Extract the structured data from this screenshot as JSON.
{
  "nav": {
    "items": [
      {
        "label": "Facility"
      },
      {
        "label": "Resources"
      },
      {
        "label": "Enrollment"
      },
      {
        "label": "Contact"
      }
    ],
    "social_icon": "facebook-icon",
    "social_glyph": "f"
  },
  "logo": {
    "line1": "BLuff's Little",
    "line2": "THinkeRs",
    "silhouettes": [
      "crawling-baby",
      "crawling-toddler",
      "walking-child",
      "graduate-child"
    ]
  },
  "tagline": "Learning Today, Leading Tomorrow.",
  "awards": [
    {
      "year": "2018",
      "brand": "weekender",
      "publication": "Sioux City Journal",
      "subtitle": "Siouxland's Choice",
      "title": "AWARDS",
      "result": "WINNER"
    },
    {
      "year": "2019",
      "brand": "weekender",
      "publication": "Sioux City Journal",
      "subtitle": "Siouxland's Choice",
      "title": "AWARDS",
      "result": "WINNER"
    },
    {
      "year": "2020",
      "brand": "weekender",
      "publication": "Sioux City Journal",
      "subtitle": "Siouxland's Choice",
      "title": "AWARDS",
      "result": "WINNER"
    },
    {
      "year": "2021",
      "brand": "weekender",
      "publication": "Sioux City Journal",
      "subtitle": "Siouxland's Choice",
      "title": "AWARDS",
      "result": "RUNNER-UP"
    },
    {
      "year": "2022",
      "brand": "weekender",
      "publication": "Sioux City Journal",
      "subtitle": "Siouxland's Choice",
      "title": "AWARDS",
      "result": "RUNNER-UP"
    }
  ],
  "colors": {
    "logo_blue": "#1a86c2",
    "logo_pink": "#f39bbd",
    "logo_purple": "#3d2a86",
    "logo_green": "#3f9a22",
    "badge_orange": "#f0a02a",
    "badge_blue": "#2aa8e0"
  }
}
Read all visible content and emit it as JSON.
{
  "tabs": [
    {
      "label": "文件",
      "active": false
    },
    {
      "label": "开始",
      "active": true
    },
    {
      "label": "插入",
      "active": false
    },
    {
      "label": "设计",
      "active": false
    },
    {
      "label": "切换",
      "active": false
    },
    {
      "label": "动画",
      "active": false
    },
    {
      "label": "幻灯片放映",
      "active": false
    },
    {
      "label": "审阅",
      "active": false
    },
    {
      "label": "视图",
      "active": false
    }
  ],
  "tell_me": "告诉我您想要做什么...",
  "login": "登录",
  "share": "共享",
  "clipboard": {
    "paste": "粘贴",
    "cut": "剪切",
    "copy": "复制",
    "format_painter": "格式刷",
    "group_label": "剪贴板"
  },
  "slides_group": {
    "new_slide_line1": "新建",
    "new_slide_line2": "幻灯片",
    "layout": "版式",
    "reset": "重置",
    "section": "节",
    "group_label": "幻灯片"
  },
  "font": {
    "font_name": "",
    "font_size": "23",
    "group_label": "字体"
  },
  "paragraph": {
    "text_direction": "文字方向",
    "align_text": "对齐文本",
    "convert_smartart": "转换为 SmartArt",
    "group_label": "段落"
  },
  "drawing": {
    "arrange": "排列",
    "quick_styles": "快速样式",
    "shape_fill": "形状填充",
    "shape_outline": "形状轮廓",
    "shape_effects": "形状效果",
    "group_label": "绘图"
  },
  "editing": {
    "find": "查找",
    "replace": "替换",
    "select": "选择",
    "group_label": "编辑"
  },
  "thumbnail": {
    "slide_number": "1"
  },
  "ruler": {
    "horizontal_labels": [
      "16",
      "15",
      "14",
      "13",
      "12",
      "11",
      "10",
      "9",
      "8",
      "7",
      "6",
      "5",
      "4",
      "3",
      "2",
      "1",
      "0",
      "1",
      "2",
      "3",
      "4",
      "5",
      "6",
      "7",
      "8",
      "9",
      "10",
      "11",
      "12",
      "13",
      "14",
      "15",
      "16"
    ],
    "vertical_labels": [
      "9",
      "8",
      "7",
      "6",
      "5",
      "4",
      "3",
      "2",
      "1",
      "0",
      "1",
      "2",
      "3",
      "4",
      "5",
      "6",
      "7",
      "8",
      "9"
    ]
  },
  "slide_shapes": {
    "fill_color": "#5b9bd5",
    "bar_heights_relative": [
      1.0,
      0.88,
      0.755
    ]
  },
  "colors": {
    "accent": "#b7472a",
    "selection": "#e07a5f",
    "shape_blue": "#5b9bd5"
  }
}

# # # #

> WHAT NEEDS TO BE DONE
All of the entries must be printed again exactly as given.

> EXERCISE RESULT
Extract the structured data from this screenshot as JSON.
{
  "nav": {
    "items": [
      {
        "label": "Facility"
      },
      {
        "label": "Resources"
      },
      {
        "label": "Enrollment"
      },
      {
        "label": "Contact"
      }
    ],
    "social_icon": "facebook-icon",
    "social_glyph": "f"
  },
  "logo": {
    "line1": "BLuff's Little",
    "line2": "THinkeRs",
    "silhouettes": [
      "crawling-baby",
      "crawling-toddler",
      "walking-child",
      "graduate-child"
    ]
  },
  "tagline": "Learning Today, Leading Tomorrow.",
  "awards": [
    {
      "year": "2018",
      "brand": "weekender",
      "publication": "Sioux City Journal",
      "subtitle": "Siouxland's Choice",
      "title": "AWARDS",
      "result": "WINNER"
    },
    {
      "year": "2019",
      "brand": "weekender",
      "publication": "Sioux City Journal",
      "subtitle": "Siouxland's Choice",
      "title": "AWARDS",
      "result": "WINNER"
    },
    {
      "year": "2020",
      "brand": "weekender",
      "publication": "Sioux City Journal",
      "subtitle": "Siouxland's Choice",
      "title": "AWARDS",
      "result": "WINNER"
    },
    {
      "year": "2021",
      "brand": "weekender",
      "publication": "Sioux City Journal",
      "subtitle": "Siouxland's Choice",
      "title": "AWARDS",
      "result": "RUNNER-UP"
    },
    {
      "year": "2022",
      "brand": "weekender",
      "publication": "Sioux City Journal",
      "subtitle": "Siouxland's Choice",
      "title": "AWARDS",
      "result": "RUNNER-UP"
    }
  ],
  "colors": {
    "logo_blue": "#1a86c2",
    "logo_pink": "#f39bbd",
    "logo_purple": "#3d2a86",
    "logo_green": "#3f9a22",
    "badge_orange": "#f0a02a",
    "badge_blue": "#2aa8e0"
  }
}
Read all visible content and emit it as JSON.
{
  "tabs": [
    {
      "label": "文件",
      "active": false
    },
    {
      "label": "开始",
      "active": true
    },
    {
      "label": "插入",
      "active": false
    },
    {
      "label": "设计",
      "active": false
    },
    {
      "label": "切换",
      "active": false
    },
    {
      "label": "动画",
      "active": false
    },
    {
      "label": "幻灯片放映",
      "active": false
    },
    {
      "label": "审阅",
      "active": false
    },
    {
      "label": "视图",
      "active": false
    }
  ],
  "tell_me": "告诉我您想要做什么...",
  "login": "登录",
  "share": "共享",
  "clipboard": {
    "paste": "粘贴",
    "cut": "剪切",
    "copy": "复制",
    "format_painter": "格式刷",
    "group_label": "剪贴板"
  },
  "slides_group": {
    "new_slide_line1": "新建",
    "new_slide_line2": "幻灯片",
    "layout": "版式",
    "reset": "重置",
    "section": "节",
    "group_label": "幻灯片"
  },
  "font": {
    "font_name": "",
    "font_size": "23",
    "group_label": "字体"
  },
  "paragraph": {
    "text_direction": "文字方向",
    "align_text": "对齐文本",
    "convert_smartart": "转换为 SmartArt",
    "group_label": "段落"
  },
  "drawing": {
    "arrange": "排列",
    "quick_styles": "快速样式",
    "shape_fill": "形状填充",
    "shape_outline": "形状轮廓",
    "shape_effects": "形状效果",
    "group_label": "绘图"
  },
  "editing": {
    "find": "查找",
    "replace": "替换",
    "select": "选择",
    "group_label": "编辑"
  },
  "thumbnail": {
    "slide_number": "1"
  },
  "ruler": {
    "horizontal_labels": [
      "16",
      "15",
      "14",
      "13",
      "12",
      "11",
      "10",
      "9",
      "8",
      "7",
      "6",
      "5",
      "4",
      "3",
      "2",
      "1",
      "0",
      "1",
      "2",
      "3",
      "4",
      "5",
      "6",
      "7",
      "8",
      "9",
      "10",
      "11",
      "12",
      "13",
      "14",
      "15",
      "16"
    ],
    "vertical_labels": [
      "9",
      "8",
      "7",
      "6",
      "5",
      "4",
      "3",
      "2",
      "1",
      "0",
      "1",
      "2",
      "3",
      "4",
      "5",
      "6",
      "7",
      "8",
      "9"
    ]
  },
  "slide_shapes": {
    "fill_color": "#5b9bd5",
    "bar_heights_relative": [
      1.0,
      0.88,
      0.755
    ]
  },
  "colors": {
    "accent": "#b7472a",
    "selection": "#e07a5f",
    "shape_blue": "#5b9bd5"
  }
}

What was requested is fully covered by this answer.